Web page and app entries:
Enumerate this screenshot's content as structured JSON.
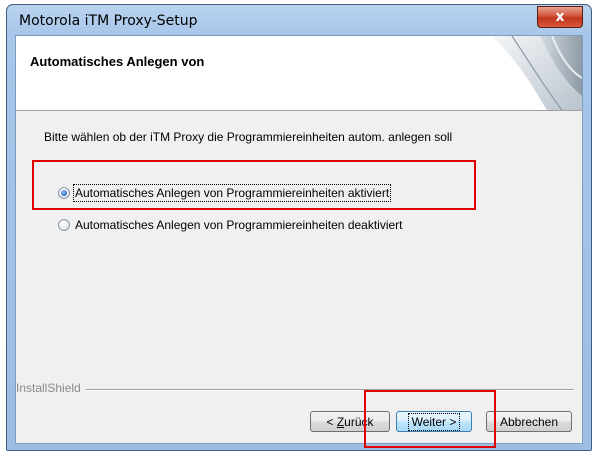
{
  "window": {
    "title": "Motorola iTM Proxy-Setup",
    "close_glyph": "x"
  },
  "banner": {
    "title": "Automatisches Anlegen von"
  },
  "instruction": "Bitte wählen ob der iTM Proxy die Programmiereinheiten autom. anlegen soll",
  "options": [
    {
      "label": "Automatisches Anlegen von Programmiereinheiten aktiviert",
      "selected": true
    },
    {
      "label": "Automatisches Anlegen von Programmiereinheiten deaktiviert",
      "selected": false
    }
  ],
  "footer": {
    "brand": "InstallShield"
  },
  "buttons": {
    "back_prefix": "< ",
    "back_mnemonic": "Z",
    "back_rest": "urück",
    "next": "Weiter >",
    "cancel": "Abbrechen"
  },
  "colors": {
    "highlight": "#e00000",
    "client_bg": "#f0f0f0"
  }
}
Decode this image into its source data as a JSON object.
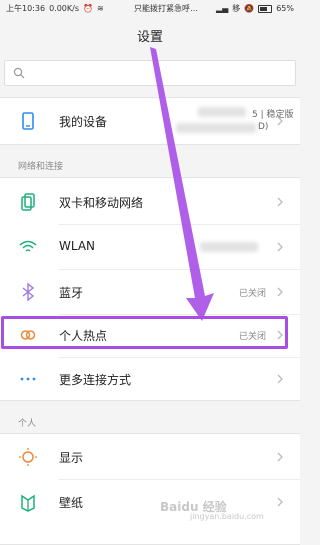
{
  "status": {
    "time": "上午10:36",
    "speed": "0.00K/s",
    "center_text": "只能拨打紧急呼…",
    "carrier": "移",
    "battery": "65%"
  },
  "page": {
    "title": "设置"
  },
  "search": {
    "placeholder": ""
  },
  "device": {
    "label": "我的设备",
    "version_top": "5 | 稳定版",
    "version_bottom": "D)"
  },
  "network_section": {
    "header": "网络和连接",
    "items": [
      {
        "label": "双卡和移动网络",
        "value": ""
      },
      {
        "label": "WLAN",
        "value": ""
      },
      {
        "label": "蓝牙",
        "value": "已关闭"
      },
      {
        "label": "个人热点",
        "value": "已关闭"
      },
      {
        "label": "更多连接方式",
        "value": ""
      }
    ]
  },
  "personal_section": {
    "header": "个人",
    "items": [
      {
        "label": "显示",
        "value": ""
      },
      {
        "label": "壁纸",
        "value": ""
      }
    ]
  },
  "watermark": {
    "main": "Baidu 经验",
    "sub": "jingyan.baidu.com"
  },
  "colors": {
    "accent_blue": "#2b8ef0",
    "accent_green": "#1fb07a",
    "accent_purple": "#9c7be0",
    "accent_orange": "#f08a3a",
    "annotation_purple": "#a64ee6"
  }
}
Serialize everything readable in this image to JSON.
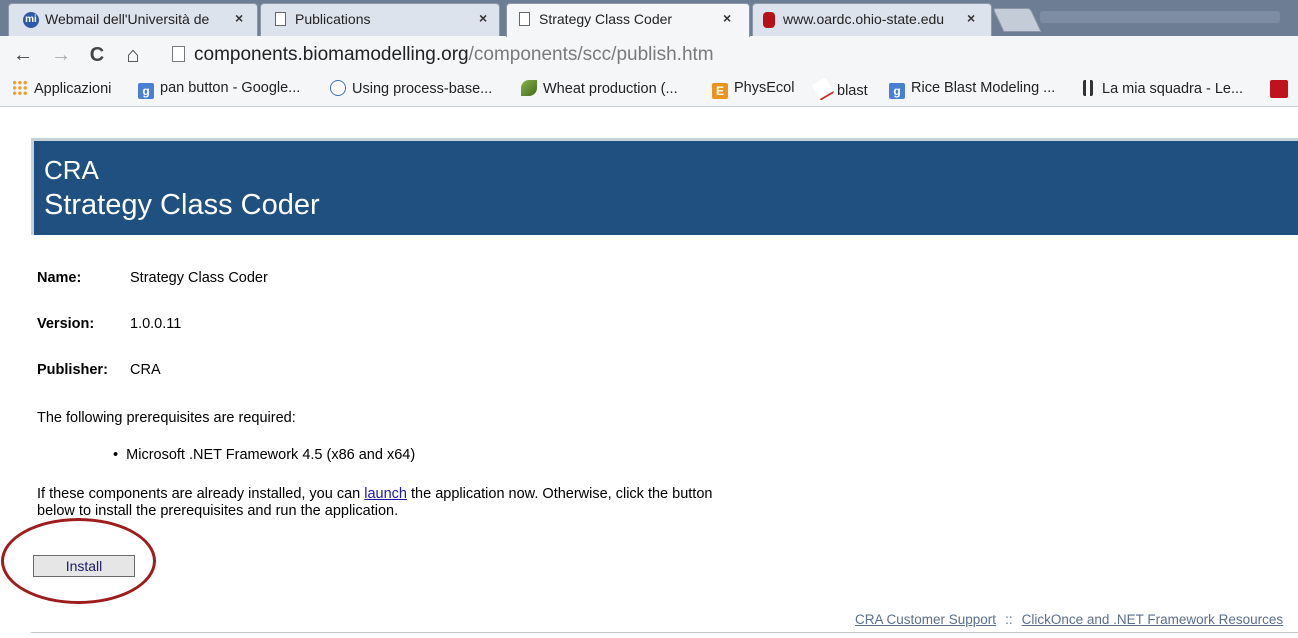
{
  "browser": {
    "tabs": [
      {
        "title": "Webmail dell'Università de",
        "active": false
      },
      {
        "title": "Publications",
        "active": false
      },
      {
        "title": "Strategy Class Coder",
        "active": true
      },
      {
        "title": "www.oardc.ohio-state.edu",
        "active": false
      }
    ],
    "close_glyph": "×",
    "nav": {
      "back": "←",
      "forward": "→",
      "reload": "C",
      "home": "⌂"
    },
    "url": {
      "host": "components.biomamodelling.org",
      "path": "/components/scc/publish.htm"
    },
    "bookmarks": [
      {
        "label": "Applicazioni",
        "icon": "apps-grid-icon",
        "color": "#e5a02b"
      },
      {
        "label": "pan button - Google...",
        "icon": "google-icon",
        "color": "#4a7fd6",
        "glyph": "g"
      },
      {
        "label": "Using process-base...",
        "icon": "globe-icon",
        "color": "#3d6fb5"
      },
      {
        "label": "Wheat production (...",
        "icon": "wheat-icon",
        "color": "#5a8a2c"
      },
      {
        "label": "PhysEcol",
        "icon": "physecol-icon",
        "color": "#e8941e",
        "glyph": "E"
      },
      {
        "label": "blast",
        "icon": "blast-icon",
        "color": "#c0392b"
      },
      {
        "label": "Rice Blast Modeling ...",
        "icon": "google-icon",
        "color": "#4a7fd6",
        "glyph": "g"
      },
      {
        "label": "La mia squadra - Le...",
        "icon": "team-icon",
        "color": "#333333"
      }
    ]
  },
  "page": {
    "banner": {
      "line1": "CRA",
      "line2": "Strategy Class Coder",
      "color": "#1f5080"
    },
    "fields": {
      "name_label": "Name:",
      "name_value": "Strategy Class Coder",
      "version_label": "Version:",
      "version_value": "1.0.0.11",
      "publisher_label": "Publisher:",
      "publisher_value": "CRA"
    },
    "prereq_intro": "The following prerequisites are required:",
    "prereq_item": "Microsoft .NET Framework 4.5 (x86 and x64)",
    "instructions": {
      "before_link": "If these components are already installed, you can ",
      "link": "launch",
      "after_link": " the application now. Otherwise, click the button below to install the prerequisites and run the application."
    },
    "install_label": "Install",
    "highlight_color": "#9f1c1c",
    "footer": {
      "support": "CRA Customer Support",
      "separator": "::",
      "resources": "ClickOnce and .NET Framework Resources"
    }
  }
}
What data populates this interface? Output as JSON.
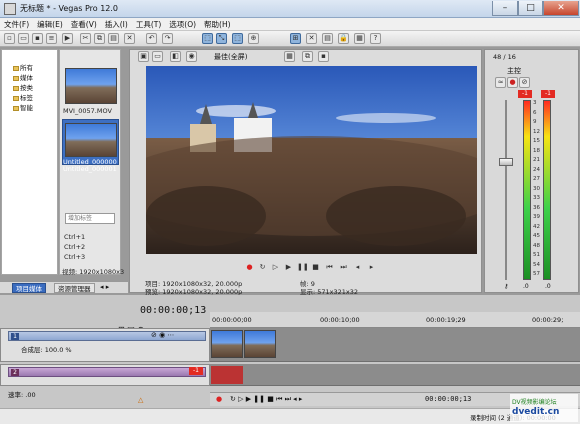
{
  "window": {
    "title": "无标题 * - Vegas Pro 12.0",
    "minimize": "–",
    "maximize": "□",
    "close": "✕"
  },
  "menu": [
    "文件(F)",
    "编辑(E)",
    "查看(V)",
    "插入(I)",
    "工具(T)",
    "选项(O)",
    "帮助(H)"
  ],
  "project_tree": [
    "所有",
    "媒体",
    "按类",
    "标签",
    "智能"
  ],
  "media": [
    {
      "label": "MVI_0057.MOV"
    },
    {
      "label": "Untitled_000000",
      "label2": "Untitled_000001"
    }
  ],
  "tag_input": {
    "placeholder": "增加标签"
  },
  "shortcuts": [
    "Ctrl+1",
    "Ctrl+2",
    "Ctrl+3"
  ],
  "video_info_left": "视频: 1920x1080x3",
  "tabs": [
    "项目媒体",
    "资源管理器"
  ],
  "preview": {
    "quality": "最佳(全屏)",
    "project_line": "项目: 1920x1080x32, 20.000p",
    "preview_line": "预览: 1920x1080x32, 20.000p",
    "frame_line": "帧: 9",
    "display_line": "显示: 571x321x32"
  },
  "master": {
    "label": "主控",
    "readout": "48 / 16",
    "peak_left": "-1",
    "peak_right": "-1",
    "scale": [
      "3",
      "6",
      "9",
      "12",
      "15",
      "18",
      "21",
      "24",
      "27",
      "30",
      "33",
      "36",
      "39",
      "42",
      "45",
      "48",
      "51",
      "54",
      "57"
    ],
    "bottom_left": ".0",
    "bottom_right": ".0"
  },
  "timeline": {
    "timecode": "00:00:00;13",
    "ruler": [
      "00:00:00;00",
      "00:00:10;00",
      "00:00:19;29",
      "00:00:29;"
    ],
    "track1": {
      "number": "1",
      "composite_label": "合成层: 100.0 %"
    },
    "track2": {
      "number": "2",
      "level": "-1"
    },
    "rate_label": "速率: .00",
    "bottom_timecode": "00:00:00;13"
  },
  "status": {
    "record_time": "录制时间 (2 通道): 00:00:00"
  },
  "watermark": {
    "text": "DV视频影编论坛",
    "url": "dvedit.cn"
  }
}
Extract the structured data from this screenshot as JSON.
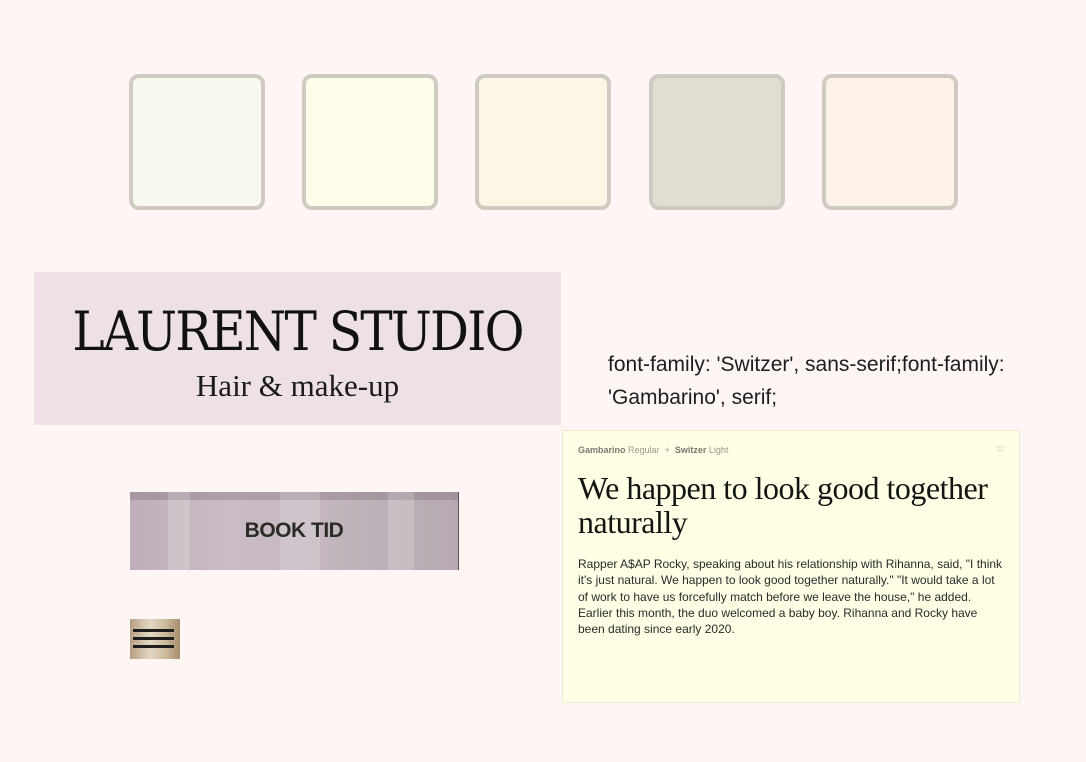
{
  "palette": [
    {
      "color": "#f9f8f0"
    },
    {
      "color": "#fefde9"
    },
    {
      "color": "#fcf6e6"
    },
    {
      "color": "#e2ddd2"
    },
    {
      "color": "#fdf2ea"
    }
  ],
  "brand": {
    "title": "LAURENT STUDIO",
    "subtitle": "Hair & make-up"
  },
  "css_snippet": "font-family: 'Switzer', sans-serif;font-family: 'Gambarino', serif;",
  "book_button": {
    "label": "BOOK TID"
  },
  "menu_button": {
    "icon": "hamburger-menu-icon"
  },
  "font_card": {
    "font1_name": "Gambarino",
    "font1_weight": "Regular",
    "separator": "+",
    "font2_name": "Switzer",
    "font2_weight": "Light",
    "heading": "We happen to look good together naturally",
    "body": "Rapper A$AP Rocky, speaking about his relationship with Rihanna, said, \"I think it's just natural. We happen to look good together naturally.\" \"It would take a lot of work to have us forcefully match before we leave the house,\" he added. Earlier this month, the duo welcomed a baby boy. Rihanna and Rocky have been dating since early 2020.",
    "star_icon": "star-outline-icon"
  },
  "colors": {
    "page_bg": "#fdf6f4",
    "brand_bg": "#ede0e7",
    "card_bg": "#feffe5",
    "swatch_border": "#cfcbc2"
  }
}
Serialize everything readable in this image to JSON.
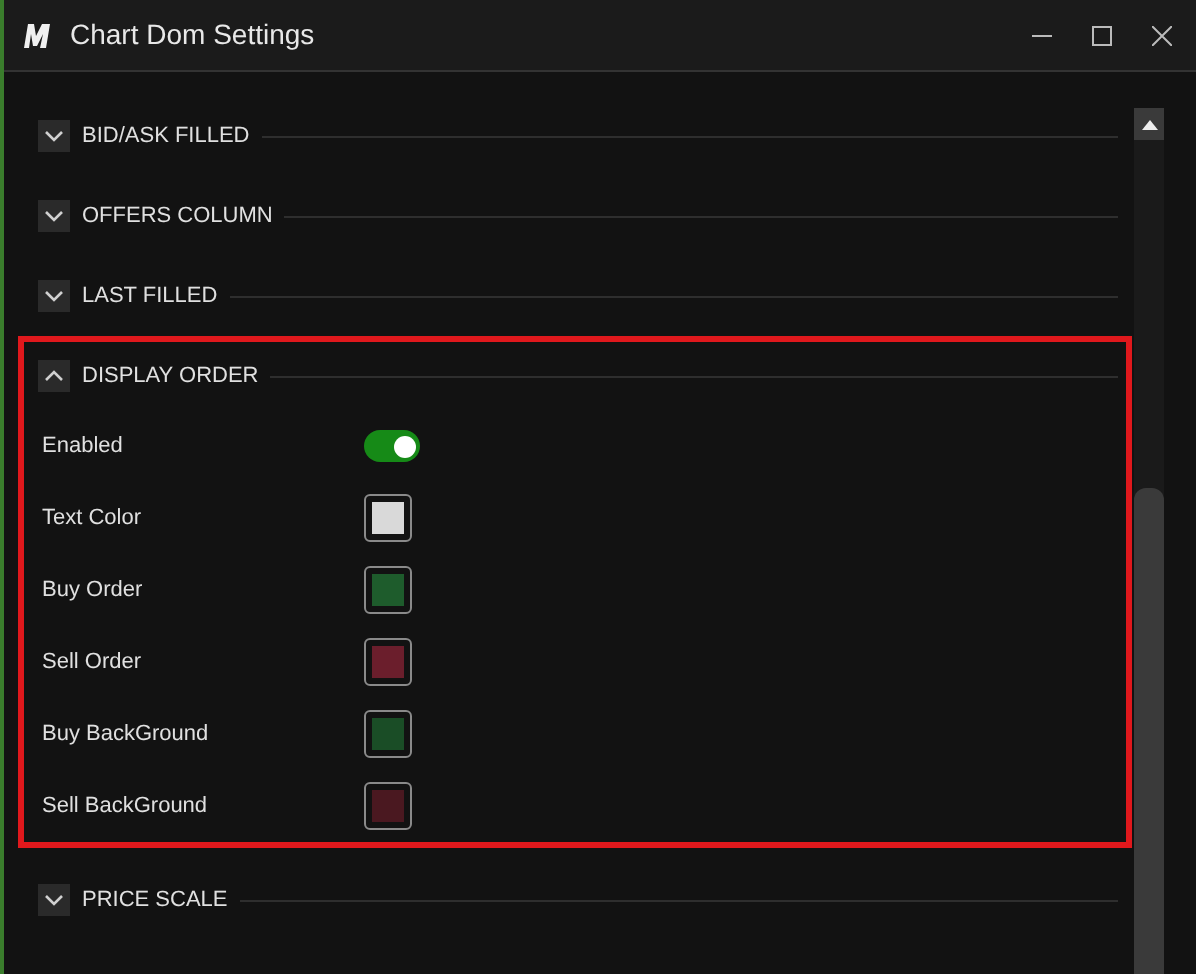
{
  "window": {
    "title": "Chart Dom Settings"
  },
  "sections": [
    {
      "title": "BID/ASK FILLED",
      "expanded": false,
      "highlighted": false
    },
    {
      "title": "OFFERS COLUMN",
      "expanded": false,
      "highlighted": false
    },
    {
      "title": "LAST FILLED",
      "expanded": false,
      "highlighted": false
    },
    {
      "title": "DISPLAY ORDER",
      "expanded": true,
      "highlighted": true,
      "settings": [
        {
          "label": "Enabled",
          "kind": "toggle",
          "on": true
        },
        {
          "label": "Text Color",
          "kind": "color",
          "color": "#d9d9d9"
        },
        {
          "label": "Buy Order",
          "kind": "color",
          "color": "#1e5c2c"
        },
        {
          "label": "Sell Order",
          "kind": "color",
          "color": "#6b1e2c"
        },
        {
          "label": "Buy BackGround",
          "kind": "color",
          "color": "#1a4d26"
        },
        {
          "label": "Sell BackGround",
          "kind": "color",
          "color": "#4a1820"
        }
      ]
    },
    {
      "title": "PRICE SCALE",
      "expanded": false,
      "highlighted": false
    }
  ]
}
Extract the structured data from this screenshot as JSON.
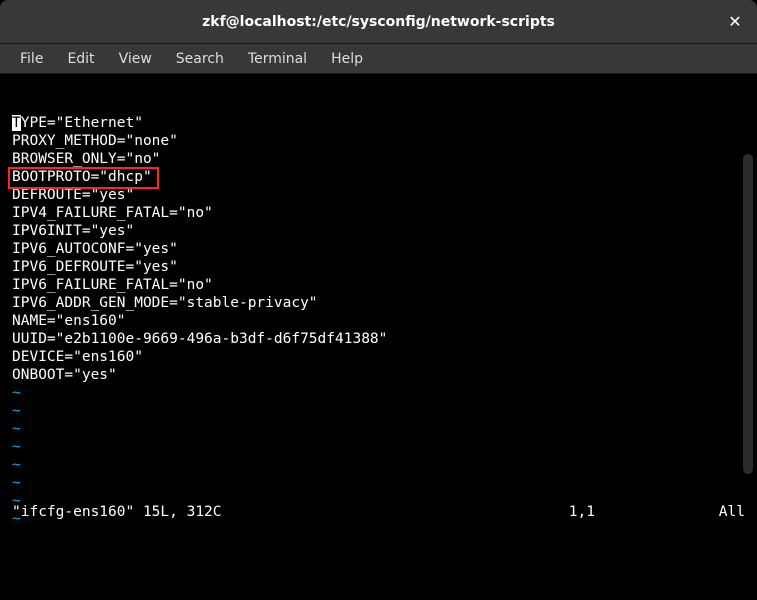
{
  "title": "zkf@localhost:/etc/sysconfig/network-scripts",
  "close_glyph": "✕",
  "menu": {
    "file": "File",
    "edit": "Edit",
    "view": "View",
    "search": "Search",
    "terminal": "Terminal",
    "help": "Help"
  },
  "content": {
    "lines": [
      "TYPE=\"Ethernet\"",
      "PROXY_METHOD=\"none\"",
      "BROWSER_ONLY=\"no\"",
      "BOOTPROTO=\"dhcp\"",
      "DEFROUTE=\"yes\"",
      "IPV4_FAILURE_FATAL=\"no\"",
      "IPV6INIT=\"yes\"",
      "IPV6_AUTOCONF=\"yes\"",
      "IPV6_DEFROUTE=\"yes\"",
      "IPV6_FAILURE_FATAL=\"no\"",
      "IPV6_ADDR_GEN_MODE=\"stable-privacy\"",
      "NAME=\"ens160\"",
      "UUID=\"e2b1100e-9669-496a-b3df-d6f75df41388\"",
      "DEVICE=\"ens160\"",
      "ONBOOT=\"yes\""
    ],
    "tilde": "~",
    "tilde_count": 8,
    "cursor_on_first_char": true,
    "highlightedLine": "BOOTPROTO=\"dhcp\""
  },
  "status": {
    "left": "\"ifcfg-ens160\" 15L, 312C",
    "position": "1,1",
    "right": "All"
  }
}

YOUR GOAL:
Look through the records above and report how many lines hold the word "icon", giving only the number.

OUTPUT BELOW:
10